Total unemployment insurance (UI) covered payroll increased by $48.7 million (1.5%) in fourth quarter 2013. Employment rose by 1,507 jobs (0.5%) and average weekly wage increased by $8 (0.9%). In fourth quarter, employment grew faster than its five-year average (0.5% compared to -0.4%), total wages grew faster than their five-year average (1.5% compared to 1.1%), but average weekly wage grew slower than its five-year average (0.9% compared to 1.6%). Job losses in the mining sector (including oil & gas) were smaller than in third quarter (-409 jobs, or -1.5% compared to -729 jobs, or -2.7%). In terms of dollars, UI covered payroll represents approximately 91.5% of all wage and salary disbursements and 43.8% of personal income in the state (U.S. Bureau of Economic Analysis, 2014). Analysts have noted that “minerals related employment is one of the key predictors of sales and use tax revenue” in Wyoming (CREG 2010).
Despite the recent growth, overall employment remained approximately 7,000 jobs (2.4%) below its fourth quarter 2008 level. In short, the state has yet to make up all the job losses of 2009 and 2010.
The mean quarterly wage for persons working one job in Wyoming increased from $10,787 in 2013Q1 to $11,150 in 2014Q1, an increase of 3.4%. Mean quarterly wages also increased from previous year levels for all others holding two or more jobs.
Data collected through R&P’s New Hires Survey provide a rich level of detail not previously available from other surveys or administrative databases. This article showed just two of the many uses for these data that can benefit employers, educators, training providers, jobseekers, policymakers, and others. Full results from the New Hires Survey dating back to 2009Q4 can be found online here.
Wyoming’s seasonally adjusted unemployment rate rose slightly from 3.7% in April to 3.8% in May 2014 (not a statistically significant change). Wyoming’s unemployment rate remained much lower than its May 2013 level of 4.6%, and significantly lower than the current U.S. unemployment rate of 6.3%.

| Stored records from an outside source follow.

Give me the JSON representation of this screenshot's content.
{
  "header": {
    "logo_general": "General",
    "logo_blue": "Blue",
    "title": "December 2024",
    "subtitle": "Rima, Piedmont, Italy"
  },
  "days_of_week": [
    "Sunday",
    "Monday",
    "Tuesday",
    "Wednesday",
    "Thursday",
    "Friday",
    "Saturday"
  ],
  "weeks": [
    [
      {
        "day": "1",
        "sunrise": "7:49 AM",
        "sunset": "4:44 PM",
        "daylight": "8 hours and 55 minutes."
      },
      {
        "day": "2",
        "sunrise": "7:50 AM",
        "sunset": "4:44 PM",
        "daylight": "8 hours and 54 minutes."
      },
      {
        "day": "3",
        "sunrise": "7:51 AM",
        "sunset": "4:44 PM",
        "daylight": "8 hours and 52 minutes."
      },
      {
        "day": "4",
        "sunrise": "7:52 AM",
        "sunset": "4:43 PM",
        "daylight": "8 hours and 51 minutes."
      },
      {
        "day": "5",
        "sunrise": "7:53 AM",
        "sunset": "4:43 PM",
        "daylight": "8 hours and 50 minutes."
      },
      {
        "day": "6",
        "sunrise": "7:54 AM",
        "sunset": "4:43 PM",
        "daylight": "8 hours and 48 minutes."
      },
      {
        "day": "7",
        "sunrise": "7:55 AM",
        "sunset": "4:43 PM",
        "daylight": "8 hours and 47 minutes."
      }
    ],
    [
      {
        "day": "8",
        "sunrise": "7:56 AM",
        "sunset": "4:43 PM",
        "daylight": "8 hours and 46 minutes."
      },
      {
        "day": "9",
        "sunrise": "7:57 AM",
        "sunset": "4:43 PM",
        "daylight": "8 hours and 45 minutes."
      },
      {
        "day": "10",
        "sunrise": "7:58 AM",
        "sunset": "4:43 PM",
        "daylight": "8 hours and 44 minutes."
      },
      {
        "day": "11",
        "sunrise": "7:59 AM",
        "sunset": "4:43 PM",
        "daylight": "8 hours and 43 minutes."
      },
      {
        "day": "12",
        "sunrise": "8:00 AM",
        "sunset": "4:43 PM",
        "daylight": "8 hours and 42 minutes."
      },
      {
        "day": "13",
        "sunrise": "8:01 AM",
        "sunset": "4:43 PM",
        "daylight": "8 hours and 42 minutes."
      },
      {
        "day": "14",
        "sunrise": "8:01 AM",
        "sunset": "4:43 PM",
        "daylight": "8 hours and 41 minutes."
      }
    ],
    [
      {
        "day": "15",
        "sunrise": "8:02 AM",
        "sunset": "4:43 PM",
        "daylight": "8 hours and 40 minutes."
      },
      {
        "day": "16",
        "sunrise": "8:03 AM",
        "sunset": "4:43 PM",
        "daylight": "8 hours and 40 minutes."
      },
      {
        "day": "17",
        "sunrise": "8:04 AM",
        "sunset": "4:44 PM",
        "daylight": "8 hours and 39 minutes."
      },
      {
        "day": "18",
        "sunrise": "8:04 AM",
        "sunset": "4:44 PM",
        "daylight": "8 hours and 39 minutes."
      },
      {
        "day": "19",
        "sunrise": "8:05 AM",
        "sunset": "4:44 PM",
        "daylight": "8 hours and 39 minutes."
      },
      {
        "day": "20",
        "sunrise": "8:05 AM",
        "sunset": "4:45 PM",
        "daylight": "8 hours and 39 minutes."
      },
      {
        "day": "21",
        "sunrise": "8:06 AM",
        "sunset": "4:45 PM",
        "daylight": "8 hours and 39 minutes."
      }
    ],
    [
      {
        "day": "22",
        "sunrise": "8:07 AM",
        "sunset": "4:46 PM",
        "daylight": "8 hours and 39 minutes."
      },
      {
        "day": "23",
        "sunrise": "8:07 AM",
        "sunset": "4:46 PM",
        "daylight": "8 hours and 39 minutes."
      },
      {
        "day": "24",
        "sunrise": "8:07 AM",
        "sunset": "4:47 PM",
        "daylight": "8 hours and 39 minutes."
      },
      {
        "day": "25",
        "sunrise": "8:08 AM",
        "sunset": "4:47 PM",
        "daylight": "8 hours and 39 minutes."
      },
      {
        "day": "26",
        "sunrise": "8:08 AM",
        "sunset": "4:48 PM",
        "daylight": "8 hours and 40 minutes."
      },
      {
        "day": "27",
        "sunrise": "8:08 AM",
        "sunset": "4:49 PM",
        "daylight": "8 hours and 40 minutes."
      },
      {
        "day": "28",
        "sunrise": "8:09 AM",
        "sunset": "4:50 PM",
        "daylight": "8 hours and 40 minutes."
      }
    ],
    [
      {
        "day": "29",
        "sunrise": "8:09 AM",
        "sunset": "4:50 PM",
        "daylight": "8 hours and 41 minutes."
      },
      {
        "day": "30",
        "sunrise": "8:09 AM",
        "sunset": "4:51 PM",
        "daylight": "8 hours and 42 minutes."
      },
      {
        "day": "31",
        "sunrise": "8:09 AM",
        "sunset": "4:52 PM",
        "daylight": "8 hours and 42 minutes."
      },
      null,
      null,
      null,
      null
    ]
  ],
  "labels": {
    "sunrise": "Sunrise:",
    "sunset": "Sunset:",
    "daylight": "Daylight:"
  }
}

Nearly three-fourths of the difference in state fatal occupational injury rates can be explained by the proportion of total employment in each state that is found in production agriculture and mining. At the national level, these are the most dangerous sectors and they have a clear influence on state fatality rates. States that have a high percentage of employment in production agriculture and mining may have other similarities, and would probably benefit from working together to address workplace safety issues.